For example, just 25% of Hispanics say they most often identify themselves by the pan-ethnic terms "Hispanic" or "Latino." And only 20% of Asian Americans most often use the term "Asian American" to describe themselves. Most in both groups typically identify themselves by their family's country of origin (Mexican American, Chinese American, etc.); others prefer a simple "American."
We've also asked Hispanics a somewhat different question: Do they think Hispanics in the U.S. share a common culture? Just 29% said they do. Similarly, when we asked gays, lesbians, bisexuals and transgender adults how much their concerns and identity overlapped with those of the other groups that make up their umbrella acronym, fewer than a third said "a lot."
Given these underwhelming endorsements, it's worth asking: Where do these broad labels come from? And what makes them stick?
They tend to emanate from the political and community leadership of a group, and they serve a variety of purposes: to increase a minority group's numbers and influence, to assert group rights and protections, and to embrace shared interests. They stick when the broader culture, which is always in the market for descriptive labels, accepts them as legitimate.
LGBT may not be around forever. While critics like Sullivan find the acronym too broad, others say it's too limited, and in some quarters it's already been overtaken by LGBTQ or LGBTQQ, with the Qs standing for queer and questioning.
There's a long history here. In America, group names are always works in progress. They evolve. Case in point: For the first time in more than a century, "Negro" won't be a category on the 2020 U.S Census form; the term has fallen out of popular usage. People of that race will be able to self-identify as African American or black.
There's no telling what new group name might lie ahead for LGBT Americans. Or for whites, blacks, Hispanics, Asians and the rising number of Americans who identify as mixed race. America is all about change. When the culture changes, so do the labels.
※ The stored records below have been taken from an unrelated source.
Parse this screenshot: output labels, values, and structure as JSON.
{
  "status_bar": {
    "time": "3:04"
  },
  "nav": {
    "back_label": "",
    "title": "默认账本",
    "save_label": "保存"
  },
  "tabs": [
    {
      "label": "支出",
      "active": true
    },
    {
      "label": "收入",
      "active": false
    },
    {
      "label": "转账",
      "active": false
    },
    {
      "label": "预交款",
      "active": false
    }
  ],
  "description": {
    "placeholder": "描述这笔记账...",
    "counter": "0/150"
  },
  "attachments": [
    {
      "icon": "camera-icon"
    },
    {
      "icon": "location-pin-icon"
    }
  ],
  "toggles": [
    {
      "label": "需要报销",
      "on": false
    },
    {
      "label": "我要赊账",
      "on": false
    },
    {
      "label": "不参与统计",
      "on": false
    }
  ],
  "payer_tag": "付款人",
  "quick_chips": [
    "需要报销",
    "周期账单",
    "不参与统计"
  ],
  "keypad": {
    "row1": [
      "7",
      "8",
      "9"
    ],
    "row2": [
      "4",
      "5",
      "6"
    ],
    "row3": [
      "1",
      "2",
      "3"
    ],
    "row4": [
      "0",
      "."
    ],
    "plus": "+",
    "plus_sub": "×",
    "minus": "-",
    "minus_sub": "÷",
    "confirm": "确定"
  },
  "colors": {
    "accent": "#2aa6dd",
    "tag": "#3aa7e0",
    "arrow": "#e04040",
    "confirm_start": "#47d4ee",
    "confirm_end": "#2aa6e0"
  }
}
Paul Taylor is executive vice president of the Pew Research Center, and Mark Hugo Lopez is associate director of its Hispanic Center.